(PROVIDED RECORDS)

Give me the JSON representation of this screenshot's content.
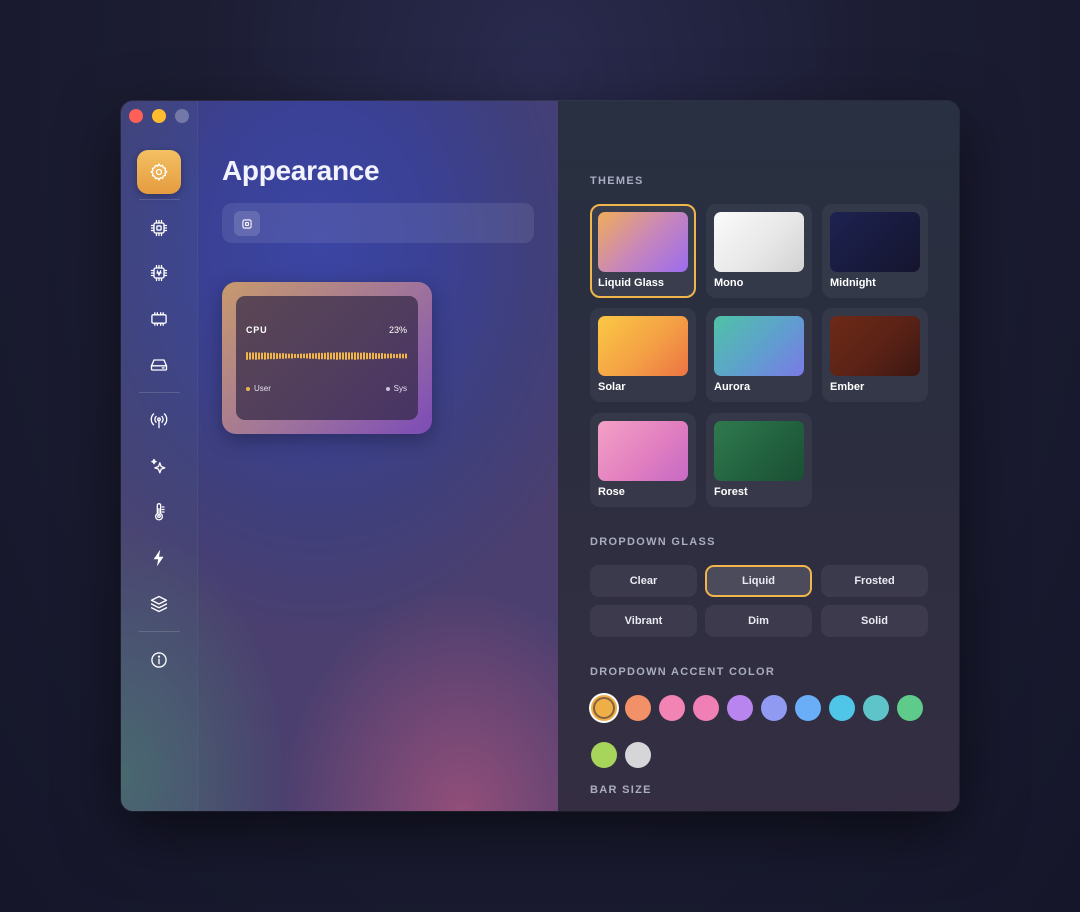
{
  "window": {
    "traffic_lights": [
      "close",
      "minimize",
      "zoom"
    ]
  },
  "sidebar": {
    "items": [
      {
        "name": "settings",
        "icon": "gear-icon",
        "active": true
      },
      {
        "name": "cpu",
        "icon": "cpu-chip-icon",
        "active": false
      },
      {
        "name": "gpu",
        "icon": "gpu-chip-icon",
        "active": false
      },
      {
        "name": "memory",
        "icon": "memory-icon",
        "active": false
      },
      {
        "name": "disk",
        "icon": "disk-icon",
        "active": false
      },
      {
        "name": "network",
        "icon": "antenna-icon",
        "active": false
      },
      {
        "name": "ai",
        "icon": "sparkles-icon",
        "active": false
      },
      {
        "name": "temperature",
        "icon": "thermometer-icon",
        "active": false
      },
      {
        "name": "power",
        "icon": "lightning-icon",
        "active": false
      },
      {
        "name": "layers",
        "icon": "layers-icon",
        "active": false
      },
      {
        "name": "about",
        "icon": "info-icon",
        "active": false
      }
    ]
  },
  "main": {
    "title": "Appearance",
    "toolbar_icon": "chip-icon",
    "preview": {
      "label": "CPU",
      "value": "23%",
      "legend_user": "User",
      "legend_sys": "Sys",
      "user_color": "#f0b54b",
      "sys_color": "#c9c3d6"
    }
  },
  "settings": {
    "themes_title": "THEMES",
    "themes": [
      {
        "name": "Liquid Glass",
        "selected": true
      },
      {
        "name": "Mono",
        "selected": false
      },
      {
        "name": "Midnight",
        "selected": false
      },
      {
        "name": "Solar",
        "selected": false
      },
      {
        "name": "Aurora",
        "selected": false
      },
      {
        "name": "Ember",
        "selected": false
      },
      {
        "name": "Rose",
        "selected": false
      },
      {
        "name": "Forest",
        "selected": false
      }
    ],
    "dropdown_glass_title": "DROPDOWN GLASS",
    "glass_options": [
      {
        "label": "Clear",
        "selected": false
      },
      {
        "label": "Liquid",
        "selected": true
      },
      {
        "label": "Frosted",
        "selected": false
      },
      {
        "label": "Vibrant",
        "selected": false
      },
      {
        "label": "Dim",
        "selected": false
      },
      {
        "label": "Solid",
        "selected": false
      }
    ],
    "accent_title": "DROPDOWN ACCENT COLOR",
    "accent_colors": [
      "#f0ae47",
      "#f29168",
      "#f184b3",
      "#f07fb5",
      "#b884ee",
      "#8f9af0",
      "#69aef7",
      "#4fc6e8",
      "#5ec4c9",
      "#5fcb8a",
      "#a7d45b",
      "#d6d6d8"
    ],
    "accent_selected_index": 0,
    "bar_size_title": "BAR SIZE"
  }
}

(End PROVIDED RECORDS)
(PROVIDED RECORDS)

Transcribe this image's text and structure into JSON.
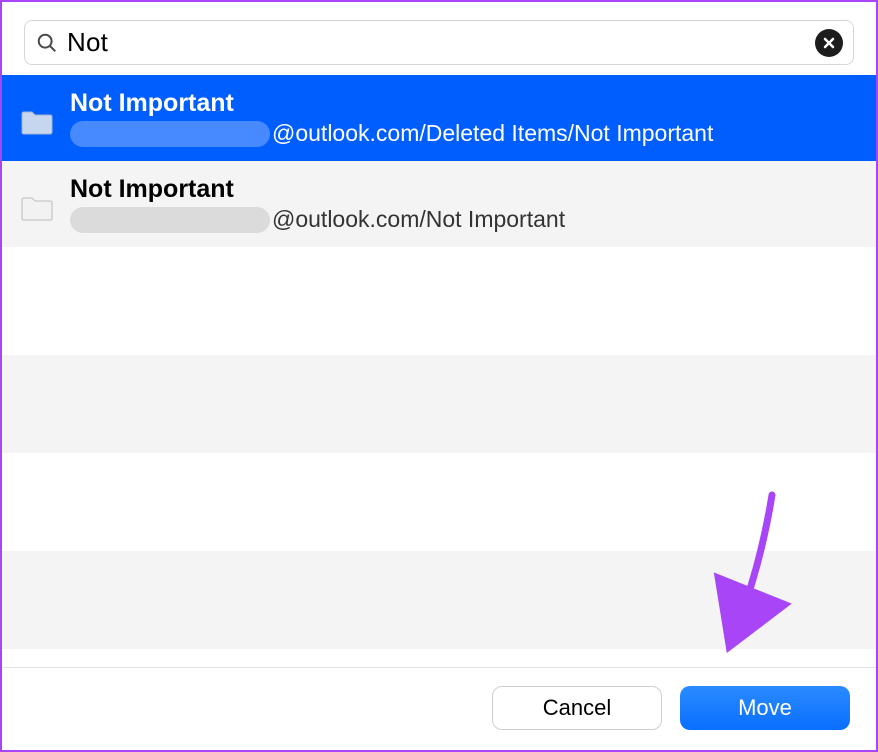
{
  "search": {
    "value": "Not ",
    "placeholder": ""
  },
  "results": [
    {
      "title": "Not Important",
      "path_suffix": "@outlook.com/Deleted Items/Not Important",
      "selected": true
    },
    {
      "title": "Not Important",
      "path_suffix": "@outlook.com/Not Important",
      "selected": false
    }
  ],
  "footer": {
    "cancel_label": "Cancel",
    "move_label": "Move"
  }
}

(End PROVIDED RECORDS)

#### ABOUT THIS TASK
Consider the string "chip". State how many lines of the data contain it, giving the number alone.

#### WRITTEN RESPONSE
3